Element data from apps and pages
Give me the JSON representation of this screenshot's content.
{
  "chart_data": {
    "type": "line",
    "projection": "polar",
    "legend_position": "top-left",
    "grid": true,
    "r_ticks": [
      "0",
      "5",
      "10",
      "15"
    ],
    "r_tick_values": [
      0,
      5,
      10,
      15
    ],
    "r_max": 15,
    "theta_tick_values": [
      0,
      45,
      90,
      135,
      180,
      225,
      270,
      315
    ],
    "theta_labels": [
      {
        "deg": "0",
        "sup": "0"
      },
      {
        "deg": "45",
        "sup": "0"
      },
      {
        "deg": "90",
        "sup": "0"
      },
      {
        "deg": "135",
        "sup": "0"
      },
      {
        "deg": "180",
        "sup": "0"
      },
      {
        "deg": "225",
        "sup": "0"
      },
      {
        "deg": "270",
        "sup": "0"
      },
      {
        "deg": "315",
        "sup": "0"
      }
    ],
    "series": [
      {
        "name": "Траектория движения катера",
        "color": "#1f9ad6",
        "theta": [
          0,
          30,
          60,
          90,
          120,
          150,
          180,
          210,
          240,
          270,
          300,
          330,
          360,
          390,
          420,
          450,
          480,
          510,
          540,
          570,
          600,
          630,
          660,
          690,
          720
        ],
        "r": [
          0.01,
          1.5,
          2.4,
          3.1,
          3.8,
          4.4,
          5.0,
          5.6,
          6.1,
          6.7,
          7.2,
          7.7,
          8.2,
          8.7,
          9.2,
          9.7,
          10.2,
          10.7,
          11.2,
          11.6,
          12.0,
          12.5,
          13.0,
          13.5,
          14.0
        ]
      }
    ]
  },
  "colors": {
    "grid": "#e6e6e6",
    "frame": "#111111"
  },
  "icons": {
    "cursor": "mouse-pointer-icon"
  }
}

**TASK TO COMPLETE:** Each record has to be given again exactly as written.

**TASK ANSWER:**
Give me the JSON representation of this screenshot's content.
{
  "chart_data": {
    "type": "line",
    "projection": "polar",
    "legend_position": "top-left",
    "grid": true,
    "r_ticks": [
      "0",
      "5",
      "10",
      "15"
    ],
    "r_tick_values": [
      0,
      5,
      10,
      15
    ],
    "r_max": 15,
    "theta_tick_values": [
      0,
      45,
      90,
      135,
      180,
      225,
      270,
      315
    ],
    "theta_labels": [
      {
        "deg": "0",
        "sup": "0"
      },
      {
        "deg": "45",
        "sup": "0"
      },
      {
        "deg": "90",
        "sup": "0"
      },
      {
        "deg": "135",
        "sup": "0"
      },
      {
        "deg": "180",
        "sup": "0"
      },
      {
        "deg": "225",
        "sup": "0"
      },
      {
        "deg": "270",
        "sup": "0"
      },
      {
        "deg": "315",
        "sup": "0"
      }
    ],
    "series": [
      {
        "name": "Траектория движения катера",
        "color": "#1f9ad6",
        "theta": [
          0,
          30,
          60,
          90,
          120,
          150,
          180,
          210,
          240,
          270,
          300,
          330,
          360,
          390,
          420,
          450,
          480,
          510,
          540,
          570,
          600,
          630,
          660,
          690,
          720
        ],
        "r": [
          0.01,
          1.5,
          2.4,
          3.1,
          3.8,
          4.4,
          5.0,
          5.6,
          6.1,
          6.7,
          7.2,
          7.7,
          8.2,
          8.7,
          9.2,
          9.7,
          10.2,
          10.7,
          11.2,
          11.6,
          12.0,
          12.5,
          13.0,
          13.5,
          14.0
        ]
      }
    ]
  },
  "colors": {
    "grid": "#e6e6e6",
    "frame": "#111111"
  },
  "icons": {
    "cursor": "mouse-pointer-icon"
  }
}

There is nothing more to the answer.